The dialogues of the head of the family in this story clearly depict that he is the last person in the family who wants to change himself. He wanted everyone else to make a change but he realized neither the need, nor the importance of contemplating and reflecting over his own behaviour. Interestingly, most of us share the same views as that of the character in the story. It is very easy to blame others, but it is really hard to sit down and think, “What was my role in the situation? What could I have done differently to make the situation better? Is it the environment, surroundings and other people who are the cause of the problem or is there something wrong with me which contributes in making the situation worse? Honestly speaking, we all avoid thinking of our own responsibility. We wish for the world to be a better place full of responsible citizens, sans our own selves. It is easy to pass the buck on to others, isn’t it?

Sometimes I find myself getting entrapped in situations that demand introspection but I feel that I have failed to do so. The two major reasons which I think act as obstacles are ignorance and ego. Depending upon the situation, either one or both the factors are  at play.

Ignorance is the lack of understanding about the importance of introspection. Introspection refines the mind and behaviour. It helps a person to figure out whether his mistakes were intentional or unintentional. In the case of intentional mistakes the process of introspection helps to find out the reasons and the validity of the actions performed by the doer. He asks himself, “What made me do what I have done? Are the expected benefits of this action worth it? Which direction am I going in with my life?” Such questions help us to review and recover.

In the case of unintentional mistakes, introspection helps to figure out our carelessness that caused a mismatch between the intention and the action.

The other obstacle in the process of self-introspection is ego. In many situations, somewhere in our heart we know that we should evaluate our actions, but our ego comes in the way, telling us impressively that all our actions are foolproof and we are devoid of any mistakes. This ego, on the other hand, does an ‘excellent’ job of finding faults in others – just as the story mentioned above has showed – but totally fails to demonstrate the same in the person himself.

Self-Introspection is a basic tool required in our life. It can make us better with each passing day. Moreover, the betterment it brings will not be limited only to us  but will spread in the environment to make it healthier and happier.

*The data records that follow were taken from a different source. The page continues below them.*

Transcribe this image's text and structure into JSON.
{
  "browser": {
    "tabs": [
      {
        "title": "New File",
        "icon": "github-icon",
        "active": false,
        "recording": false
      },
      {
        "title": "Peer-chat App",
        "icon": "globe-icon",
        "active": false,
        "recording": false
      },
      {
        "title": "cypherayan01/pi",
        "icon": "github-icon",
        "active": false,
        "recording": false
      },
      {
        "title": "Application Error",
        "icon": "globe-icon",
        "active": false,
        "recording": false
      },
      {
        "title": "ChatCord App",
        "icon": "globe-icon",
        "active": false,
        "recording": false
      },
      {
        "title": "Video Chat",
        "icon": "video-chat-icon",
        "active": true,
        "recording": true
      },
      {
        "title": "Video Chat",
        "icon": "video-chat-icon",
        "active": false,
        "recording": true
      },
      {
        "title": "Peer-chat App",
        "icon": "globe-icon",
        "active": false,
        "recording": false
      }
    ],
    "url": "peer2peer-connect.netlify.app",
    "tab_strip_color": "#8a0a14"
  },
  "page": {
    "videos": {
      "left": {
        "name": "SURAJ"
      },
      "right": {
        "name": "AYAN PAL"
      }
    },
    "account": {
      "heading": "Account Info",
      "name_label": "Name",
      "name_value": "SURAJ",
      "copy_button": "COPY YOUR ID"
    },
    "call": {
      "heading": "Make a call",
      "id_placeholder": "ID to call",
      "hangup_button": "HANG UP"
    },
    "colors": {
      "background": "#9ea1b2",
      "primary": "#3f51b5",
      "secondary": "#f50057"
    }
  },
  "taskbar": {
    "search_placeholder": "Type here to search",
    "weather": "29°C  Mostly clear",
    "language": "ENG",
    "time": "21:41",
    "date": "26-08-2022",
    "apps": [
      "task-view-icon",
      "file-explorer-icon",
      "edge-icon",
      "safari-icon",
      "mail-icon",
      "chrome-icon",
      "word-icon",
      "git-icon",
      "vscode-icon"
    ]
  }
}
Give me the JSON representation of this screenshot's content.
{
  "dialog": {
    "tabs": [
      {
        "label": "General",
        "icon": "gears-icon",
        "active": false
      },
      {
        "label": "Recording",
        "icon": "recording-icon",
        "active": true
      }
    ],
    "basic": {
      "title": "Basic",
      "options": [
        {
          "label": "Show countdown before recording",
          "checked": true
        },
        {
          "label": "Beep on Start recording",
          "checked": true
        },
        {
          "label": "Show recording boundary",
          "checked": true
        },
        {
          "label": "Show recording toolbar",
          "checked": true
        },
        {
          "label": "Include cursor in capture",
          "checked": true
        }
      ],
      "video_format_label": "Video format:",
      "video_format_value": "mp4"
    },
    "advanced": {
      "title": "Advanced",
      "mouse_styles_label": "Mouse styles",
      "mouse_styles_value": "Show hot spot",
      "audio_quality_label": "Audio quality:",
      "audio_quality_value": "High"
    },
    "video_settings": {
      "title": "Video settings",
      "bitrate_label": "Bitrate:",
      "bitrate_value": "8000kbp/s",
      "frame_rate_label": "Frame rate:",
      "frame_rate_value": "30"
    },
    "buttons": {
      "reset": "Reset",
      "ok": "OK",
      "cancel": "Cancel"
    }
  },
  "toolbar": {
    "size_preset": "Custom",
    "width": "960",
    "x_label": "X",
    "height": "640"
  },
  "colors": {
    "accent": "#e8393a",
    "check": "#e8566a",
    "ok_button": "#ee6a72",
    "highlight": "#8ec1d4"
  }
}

Indeed, introspection is a pre-requisite for a journey within ourselves.

— Prashant Shori